Of course, in every series, there’s always going to be a highlight game. For Arc the Lad, that was the second game, Arc the Lad 2. One of the biggest and most engrossing RPGs ever made, Arc the Lad 2 found a way to combine the traditional RPG mechanics and exploration of games of its time with tactical-style play to create a game with dozens of hours of storytelling and combat.
Easily one of the most underrated and best PS1 games ever released, Arc the Lad 2 is a PlayStation essential.
This is an exclusion that’s rather understandable. Arguably the perfect game, Vagrant Story had one significant flaw — it was too long.
Created by the same minds behind Parasite Eve, the developers tried to overcompensate with Vagrant Story and instead came up with a game that took dozens if not hundreds of hours to complete. But, it was all worth it. Taking all of what they had learned from Parasite Eve and combining it with elements found in other classics like Final Fantasy Tactics (another shocking exclusion) and Metal Gear Solid, among others, Vagrant Story was and still remains one of the more unique games out there.
For a game that had everything from puzzle solving to platforming, a complex battle system, and a fantasy-horror pulp storyline that would put many of today’s games to shame, Vagrant Story, unfortunately, wasn’t able to make its way to the PlayStation Classic.

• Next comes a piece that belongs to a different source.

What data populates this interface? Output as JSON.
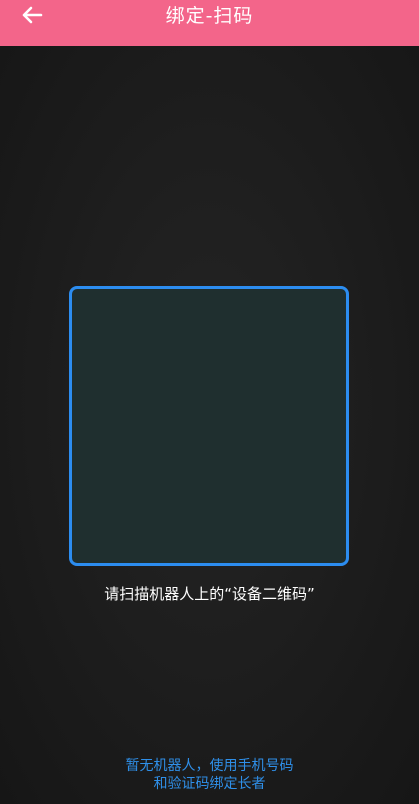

Tony Hawk’s Pro Skater 2
With how graphics have evolved, you’d think that there’d be a long-running skateboarding game by now. But, you’d be wrong. It’s been years since we saw a good skateboarding game, and nearly two decades since we saw one of the best to have ever been released.
The second game in the Tony Hawk’s Pro Skater franchise was arguably the series at its peak. Combining two of the coolest trends of its time, Tony Hawk’s Pro Skater 2 catered to the legions of gamers who had already ditched the arcade to play at home and created an army of those who had never found a game that warranted owning the console until then.
Bigger and better in just about every way imaginable, Tony Hawk’s Pro Skater 2 was proof that, at some point, developers actually cared enough to make a good skateborading game.
These may be the best PS1 games not on the PlayStation classic for us, but they barely scratch the surface. There are dozens if not hundreds more awesome games out there that slipped through our radars.
What do you think is one of the best PS1 games ever released that’s not on Sony’s most recent console release? Be sure to let us know your thoughts in the comments down below.